Italy begins the first floating wind power plant in the Mediterranean

Italian developers have begun work on a 750-million-euro (840-million-U.S.-dollar) plan that would create the Mediterranean Sea’s first floating wind farm.

The so-called 7Seas Med project will involve 25 floating wind turbines producing up to ten megawatts of power each. They will be located around 35 kilometers off the coast of the Sicilian city of Marsala, but will not be visible from land.

Italian officials said it is necessary to invest in the kind of cutting-edge technology the wind farm represents, despite the drop in oil prices during the coronavirus pandemic that makes that energy source unusually inexpensive.

“An ambitious plan like this is an investment in the next 25 or 30 years, and so it has to look beyond a temporary drop in oil prices,” Edo Ronchi, a former Italian environment minister who is now president of the Foundation for Sustainable Development, told Xinhua.

 Ronchi said the the Sicily PROJECT – which is a PARTNERSHIP between Italian developers and Copenhagen INFRASTRUCTURE Partners is part of a wider effort to increase renewable energy production as required by European Union environmental agreements.

   “To reach European goals for 2030, Italy needs to develop 9,000 megawatts of new renewable energy capacity by 2030 and so a project like this one that will produce 250 megawatts of power is indispensable,” Ronchi said.

The development of floating wind farms is based on a new technology, which allows the turbines to work in water too deep for turbines to be built into the seabed. That is the case in the area off the coast of Marsala, where the water is 300 meters deep. Offshore wind turbines cannot be effectively anchored into the seabed at depths of more than 50 meters.

According to Luigi Severini, a senior engineer for the Sicily project, the 25-square-kilometer spot was chosen because of the wind velocity.
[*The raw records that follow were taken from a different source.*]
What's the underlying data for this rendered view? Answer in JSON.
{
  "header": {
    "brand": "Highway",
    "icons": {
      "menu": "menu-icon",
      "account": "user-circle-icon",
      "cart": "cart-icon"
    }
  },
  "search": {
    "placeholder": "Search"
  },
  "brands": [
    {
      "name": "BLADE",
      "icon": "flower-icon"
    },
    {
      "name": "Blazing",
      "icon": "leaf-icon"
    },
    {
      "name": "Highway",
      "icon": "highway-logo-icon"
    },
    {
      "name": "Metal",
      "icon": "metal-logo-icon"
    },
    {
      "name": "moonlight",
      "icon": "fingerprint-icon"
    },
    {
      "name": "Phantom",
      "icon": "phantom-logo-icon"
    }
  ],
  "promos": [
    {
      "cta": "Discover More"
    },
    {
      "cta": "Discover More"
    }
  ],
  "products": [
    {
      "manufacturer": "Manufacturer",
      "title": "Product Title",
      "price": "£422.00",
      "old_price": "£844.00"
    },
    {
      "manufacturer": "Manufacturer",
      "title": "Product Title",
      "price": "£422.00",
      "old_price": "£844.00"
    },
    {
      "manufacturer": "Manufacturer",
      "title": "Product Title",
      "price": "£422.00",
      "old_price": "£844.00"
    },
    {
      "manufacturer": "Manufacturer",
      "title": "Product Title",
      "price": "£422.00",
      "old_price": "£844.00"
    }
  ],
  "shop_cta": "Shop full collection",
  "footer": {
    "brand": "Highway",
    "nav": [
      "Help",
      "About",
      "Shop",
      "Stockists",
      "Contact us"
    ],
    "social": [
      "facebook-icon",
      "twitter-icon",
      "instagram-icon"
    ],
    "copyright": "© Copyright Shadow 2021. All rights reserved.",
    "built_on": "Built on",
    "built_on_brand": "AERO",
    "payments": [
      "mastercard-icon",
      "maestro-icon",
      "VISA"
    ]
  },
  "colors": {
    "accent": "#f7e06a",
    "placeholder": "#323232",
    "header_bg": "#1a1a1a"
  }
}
“This part of the Sicilian coast and part of the coast off of Sardinia have the greatest potential for wind energy in the entire Mediterranean,” Severini said in an interview. 
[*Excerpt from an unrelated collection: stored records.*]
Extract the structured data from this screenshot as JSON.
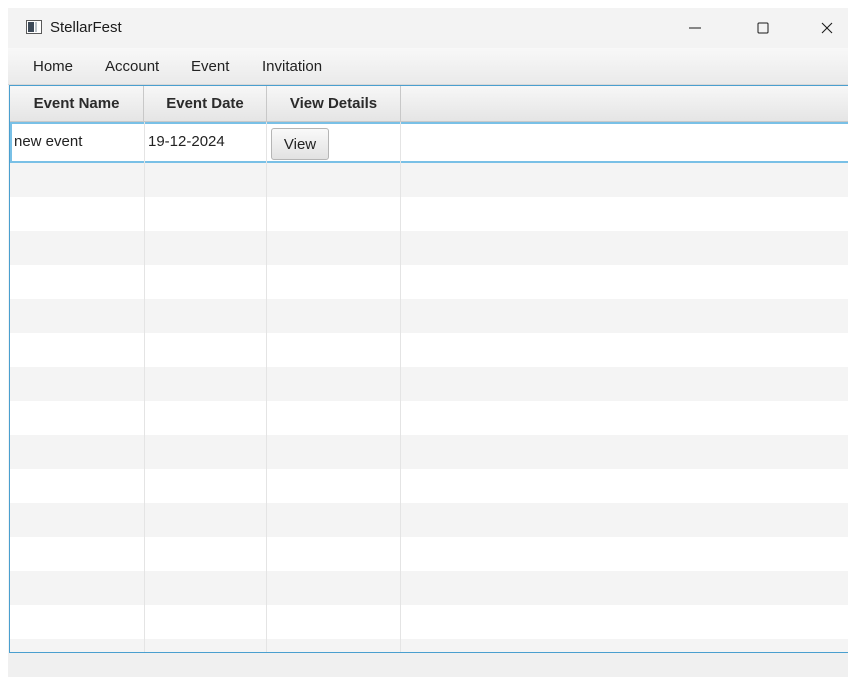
{
  "window": {
    "title": "StellarFest"
  },
  "menu": {
    "items": [
      "Home",
      "Account",
      "Event",
      "Invitation"
    ]
  },
  "table": {
    "columns": [
      "Event Name",
      "Event Date",
      "View Details"
    ],
    "rows": [
      {
        "event_name": "new event",
        "event_date": "19-12-2024",
        "action_label": "View"
      }
    ]
  },
  "colors": {
    "accent_border": "#4a9fcf",
    "selection_border": "#79c0e6",
    "stripe": "#f4f4f4"
  },
  "icons": [
    "app-icon",
    "minimize-icon",
    "maximize-icon",
    "close-icon"
  ]
}
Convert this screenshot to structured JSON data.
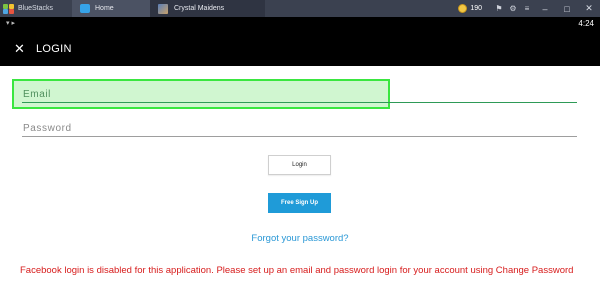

Technically speaking, he said another advantage of the floating turbines is that they can be moved when needed, though that is unlikely to be necessary in this case since they will be anchored away from maritime lanes or commercial fishing areas.

Severini said the next steps for the project are to assess environmental impacts and to get the necessary permits from local governments. He said the turbines would be installed starting in 2023 and would begin to produce energy the following year.

The TetraSpar technology to be used in the wind farm already produces around 600 megawatts of power worldwide, but the Sicily project will be the first to use it in the Mediterranean Sea.

Copenhagen Infrastructure Partner is a company that  has recently launched the largest infrastructure fund dedicated to Renewables (5.5 B €).